• [MATERIALS PROVIDED]:
^^^^^^^^

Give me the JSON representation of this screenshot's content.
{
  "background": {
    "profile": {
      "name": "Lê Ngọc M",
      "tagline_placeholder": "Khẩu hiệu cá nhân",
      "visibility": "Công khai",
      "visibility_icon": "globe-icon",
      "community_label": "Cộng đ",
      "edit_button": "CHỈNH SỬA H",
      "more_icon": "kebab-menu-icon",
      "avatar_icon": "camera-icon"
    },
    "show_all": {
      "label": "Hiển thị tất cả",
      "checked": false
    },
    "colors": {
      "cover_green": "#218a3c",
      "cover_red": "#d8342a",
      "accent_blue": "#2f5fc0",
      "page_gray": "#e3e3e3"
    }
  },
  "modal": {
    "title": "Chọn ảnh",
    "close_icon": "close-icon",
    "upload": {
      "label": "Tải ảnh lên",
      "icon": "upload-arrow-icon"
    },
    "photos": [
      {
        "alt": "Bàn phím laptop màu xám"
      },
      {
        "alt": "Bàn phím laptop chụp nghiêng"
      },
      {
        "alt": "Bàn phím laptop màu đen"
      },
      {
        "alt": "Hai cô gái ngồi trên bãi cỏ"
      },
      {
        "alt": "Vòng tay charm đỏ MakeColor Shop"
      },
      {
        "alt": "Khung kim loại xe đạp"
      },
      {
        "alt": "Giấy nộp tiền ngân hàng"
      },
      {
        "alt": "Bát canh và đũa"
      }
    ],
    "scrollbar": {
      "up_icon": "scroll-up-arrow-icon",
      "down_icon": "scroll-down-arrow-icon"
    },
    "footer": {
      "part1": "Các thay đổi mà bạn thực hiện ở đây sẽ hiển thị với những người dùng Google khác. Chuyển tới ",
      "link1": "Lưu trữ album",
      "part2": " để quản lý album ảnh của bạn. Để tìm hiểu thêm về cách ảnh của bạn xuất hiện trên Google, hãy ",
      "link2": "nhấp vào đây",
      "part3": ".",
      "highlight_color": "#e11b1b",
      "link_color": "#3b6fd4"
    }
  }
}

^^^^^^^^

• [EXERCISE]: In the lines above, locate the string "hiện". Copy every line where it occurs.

• [OUTPUT]:
      "part1": "Các thay đổi mà bạn thực hiện ở đây sẽ hiển thị với những người dùng Google khác. Chuyển tới ",
      "part2": " để quản lý album ảnh của bạn. Để tìm hiểu thêm về cách ảnh của bạn xuất hiện trên Google, hãy ",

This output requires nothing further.